**Problem requirements:**
Work through the data below and copy out every line where "Posts" is found.

**Source material:**
▬▬▬▬▬▬

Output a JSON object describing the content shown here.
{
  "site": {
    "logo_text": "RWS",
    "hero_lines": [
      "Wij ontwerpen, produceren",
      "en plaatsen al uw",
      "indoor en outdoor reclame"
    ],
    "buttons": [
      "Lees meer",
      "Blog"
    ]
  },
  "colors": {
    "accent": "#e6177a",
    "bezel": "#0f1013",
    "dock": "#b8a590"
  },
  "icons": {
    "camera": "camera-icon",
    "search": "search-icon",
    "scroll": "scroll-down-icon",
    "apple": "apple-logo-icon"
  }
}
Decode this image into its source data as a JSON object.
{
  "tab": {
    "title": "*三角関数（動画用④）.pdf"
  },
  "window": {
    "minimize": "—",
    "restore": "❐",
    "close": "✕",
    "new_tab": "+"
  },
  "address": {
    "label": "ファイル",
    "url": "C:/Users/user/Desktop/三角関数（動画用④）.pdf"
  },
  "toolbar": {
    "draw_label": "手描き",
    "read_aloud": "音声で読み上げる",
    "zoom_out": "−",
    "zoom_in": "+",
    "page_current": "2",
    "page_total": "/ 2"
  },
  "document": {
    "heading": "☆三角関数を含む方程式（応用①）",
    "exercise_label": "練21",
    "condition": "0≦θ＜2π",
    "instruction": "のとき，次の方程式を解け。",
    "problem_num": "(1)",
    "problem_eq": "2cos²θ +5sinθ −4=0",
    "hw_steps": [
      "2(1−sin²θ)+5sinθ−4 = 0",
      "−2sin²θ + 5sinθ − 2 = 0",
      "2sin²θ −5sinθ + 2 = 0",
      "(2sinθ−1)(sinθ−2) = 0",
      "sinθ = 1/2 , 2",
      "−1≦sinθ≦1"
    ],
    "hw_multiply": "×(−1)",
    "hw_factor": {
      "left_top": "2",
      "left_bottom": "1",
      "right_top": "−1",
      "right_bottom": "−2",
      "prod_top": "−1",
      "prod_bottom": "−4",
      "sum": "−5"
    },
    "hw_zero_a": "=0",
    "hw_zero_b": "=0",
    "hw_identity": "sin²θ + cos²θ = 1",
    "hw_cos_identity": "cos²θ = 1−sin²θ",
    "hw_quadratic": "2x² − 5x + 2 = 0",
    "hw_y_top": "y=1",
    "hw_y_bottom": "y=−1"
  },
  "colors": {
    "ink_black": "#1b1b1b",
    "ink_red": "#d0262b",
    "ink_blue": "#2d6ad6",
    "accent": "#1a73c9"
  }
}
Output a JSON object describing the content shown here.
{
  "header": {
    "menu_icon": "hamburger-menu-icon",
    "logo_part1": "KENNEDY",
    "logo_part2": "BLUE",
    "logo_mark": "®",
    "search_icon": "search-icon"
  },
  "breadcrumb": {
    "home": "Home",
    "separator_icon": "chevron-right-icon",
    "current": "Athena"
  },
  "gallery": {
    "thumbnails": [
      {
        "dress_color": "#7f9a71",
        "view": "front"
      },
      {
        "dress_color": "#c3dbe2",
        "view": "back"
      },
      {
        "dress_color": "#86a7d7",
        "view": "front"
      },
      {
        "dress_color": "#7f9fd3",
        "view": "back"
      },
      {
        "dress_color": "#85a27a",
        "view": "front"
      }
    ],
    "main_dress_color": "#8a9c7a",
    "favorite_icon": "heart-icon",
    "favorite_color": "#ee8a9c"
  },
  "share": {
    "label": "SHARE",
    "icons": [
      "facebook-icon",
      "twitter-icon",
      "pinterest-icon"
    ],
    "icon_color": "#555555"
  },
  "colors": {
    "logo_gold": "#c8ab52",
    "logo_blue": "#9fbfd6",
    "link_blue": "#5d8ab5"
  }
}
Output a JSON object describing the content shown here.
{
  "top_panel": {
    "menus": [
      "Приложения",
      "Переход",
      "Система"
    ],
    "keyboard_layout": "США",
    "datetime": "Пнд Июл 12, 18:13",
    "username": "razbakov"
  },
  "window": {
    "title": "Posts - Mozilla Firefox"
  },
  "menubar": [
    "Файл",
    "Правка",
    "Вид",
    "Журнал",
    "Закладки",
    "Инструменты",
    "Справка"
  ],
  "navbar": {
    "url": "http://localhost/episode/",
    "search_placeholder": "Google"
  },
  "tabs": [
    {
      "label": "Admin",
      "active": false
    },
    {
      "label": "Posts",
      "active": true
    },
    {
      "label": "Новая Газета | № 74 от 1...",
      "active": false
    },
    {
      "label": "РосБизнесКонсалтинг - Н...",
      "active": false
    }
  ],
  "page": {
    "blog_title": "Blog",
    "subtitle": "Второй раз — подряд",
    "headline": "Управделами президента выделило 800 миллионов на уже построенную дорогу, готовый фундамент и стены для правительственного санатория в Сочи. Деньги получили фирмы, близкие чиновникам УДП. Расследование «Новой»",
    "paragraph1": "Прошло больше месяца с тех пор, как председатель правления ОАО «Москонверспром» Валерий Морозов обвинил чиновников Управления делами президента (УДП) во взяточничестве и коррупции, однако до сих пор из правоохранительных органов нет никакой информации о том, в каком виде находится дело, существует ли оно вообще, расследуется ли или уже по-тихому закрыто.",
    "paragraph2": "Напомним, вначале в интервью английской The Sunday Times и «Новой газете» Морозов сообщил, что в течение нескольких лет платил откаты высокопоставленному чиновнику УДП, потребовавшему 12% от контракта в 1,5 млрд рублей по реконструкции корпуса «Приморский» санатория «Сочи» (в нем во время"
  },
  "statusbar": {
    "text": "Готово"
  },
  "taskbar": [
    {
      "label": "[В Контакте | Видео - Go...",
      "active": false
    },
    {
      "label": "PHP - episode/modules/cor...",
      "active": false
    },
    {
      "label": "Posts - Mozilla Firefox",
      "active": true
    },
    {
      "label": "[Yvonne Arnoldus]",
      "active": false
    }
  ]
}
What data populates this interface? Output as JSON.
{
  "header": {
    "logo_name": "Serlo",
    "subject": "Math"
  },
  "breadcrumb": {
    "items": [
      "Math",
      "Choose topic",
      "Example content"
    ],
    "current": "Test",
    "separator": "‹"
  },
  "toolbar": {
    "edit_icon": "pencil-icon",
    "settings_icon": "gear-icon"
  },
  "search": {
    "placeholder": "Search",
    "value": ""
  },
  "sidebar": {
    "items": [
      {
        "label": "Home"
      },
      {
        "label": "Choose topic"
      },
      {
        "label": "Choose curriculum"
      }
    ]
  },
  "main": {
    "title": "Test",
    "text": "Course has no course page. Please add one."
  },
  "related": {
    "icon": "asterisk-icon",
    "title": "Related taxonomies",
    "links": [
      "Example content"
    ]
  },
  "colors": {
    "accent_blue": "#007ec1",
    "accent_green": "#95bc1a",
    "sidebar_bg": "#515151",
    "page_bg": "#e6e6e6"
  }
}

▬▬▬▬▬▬

**Solution:**
    "title": "Posts - Mozilla Firefox"
      "label": "Posts",
      "label": "Posts - Mozilla Firefox",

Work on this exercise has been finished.